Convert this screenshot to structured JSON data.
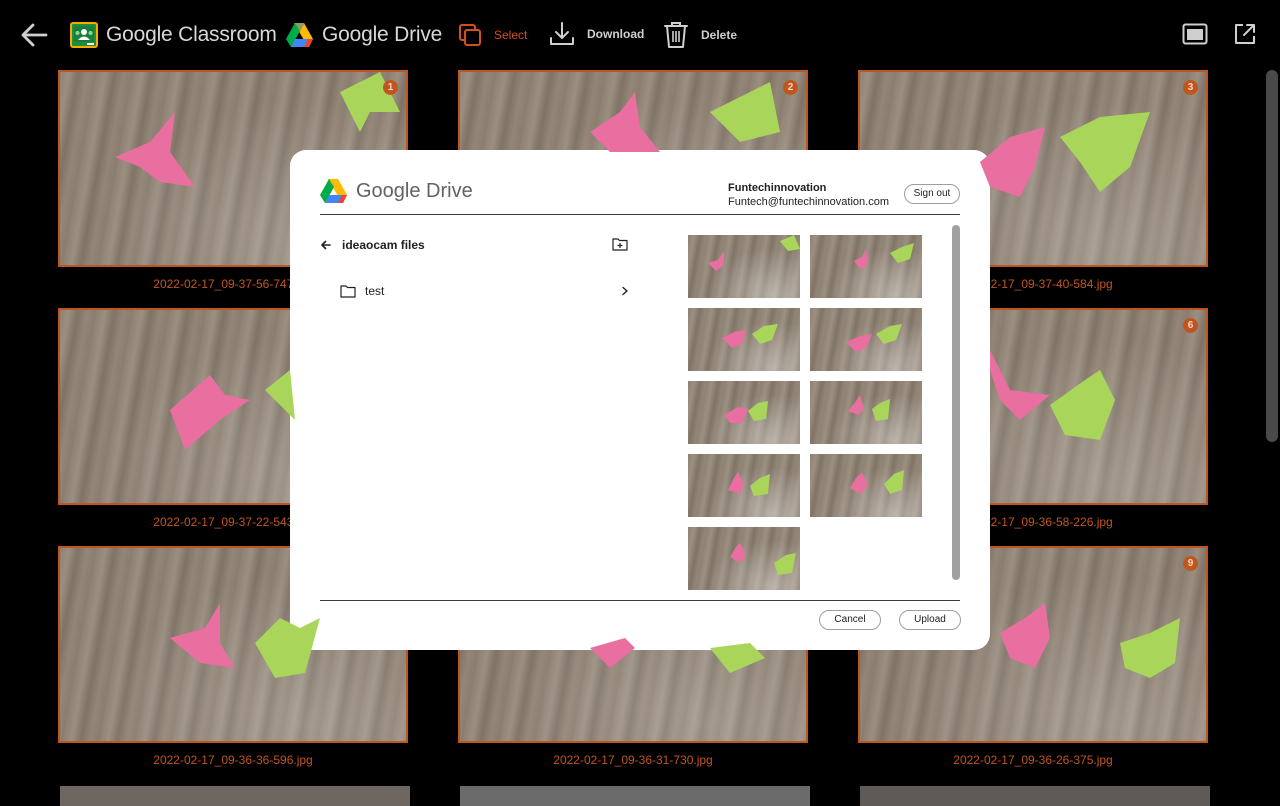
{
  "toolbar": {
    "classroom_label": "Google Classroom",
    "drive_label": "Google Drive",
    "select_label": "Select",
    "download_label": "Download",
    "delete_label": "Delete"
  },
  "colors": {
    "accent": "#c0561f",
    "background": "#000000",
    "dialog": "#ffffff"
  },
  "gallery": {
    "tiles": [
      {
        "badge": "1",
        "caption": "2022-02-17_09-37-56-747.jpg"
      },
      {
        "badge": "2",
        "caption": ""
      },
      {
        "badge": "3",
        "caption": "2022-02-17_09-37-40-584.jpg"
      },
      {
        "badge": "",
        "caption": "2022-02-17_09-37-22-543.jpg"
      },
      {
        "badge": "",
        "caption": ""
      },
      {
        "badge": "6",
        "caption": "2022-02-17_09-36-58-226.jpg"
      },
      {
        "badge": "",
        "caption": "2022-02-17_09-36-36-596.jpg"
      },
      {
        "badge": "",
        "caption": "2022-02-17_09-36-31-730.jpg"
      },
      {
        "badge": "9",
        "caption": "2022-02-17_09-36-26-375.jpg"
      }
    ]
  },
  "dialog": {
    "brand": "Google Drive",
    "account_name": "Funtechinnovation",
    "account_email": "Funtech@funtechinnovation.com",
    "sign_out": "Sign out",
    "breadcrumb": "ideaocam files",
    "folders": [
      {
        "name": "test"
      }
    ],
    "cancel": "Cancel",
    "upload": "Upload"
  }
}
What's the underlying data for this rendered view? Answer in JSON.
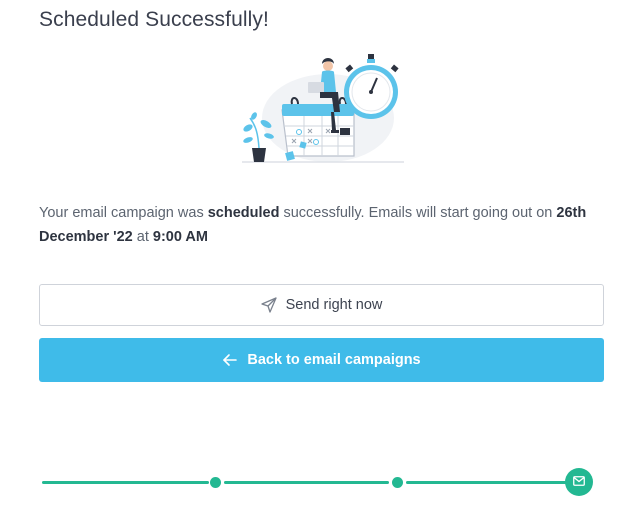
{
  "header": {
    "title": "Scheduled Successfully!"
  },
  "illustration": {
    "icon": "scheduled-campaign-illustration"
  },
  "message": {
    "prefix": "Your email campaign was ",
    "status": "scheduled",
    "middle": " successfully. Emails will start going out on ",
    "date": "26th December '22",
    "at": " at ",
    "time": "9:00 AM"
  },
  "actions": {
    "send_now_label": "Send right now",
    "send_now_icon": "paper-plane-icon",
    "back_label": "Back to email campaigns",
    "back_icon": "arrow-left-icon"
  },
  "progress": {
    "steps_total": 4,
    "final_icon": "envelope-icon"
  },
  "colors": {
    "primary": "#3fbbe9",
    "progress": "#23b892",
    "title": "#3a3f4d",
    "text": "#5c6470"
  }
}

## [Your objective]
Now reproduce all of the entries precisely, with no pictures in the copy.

## [Solution for this problem]
Convert this screenshot to structured JSON data.
{
  "toolbar": {
    "classroom_label": "Google Classroom",
    "drive_label": "Google Drive",
    "select_label": "Select",
    "download_label": "Download",
    "delete_label": "Delete"
  },
  "colors": {
    "accent": "#c0561f",
    "background": "#000000",
    "dialog": "#ffffff"
  },
  "gallery": {
    "tiles": [
      {
        "badge": "1",
        "caption": "2022-02-17_09-37-56-747.jpg"
      },
      {
        "badge": "2",
        "caption": ""
      },
      {
        "badge": "3",
        "caption": "2022-02-17_09-37-40-584.jpg"
      },
      {
        "badge": "",
        "caption": "2022-02-17_09-37-22-543.jpg"
      },
      {
        "badge": "",
        "caption": ""
      },
      {
        "badge": "6",
        "caption": "2022-02-17_09-36-58-226.jpg"
      },
      {
        "badge": "",
        "caption": "2022-02-17_09-36-36-596.jpg"
      },
      {
        "badge": "",
        "caption": "2022-02-17_09-36-31-730.jpg"
      },
      {
        "badge": "9",
        "caption": "2022-02-17_09-36-26-375.jpg"
      }
    ]
  },
  "dialog": {
    "brand": "Google Drive",
    "account_name": "Funtechinnovation",
    "account_email": "Funtech@funtechinnovation.com",
    "sign_out": "Sign out",
    "breadcrumb": "ideaocam files",
    "folders": [
      {
        "name": "test"
      }
    ],
    "cancel": "Cancel",
    "upload": "Upload"
  }
}
What's the underlying data for this rendered view? Answer in JSON.
{
  "header": {
    "title": "Scheduled Successfully!"
  },
  "illustration": {
    "icon": "scheduled-campaign-illustration"
  },
  "message": {
    "prefix": "Your email campaign was ",
    "status": "scheduled",
    "middle": " successfully. Emails will start going out on ",
    "date": "26th December '22",
    "at": " at ",
    "time": "9:00 AM"
  },
  "actions": {
    "send_now_label": "Send right now",
    "send_now_icon": "paper-plane-icon",
    "back_label": "Back to email campaigns",
    "back_icon": "arrow-left-icon"
  },
  "progress": {
    "steps_total": 4,
    "final_icon": "envelope-icon"
  },
  "colors": {
    "primary": "#3fbbe9",
    "progress": "#23b892",
    "title": "#3a3f4d",
    "text": "#5c6470"
  }
}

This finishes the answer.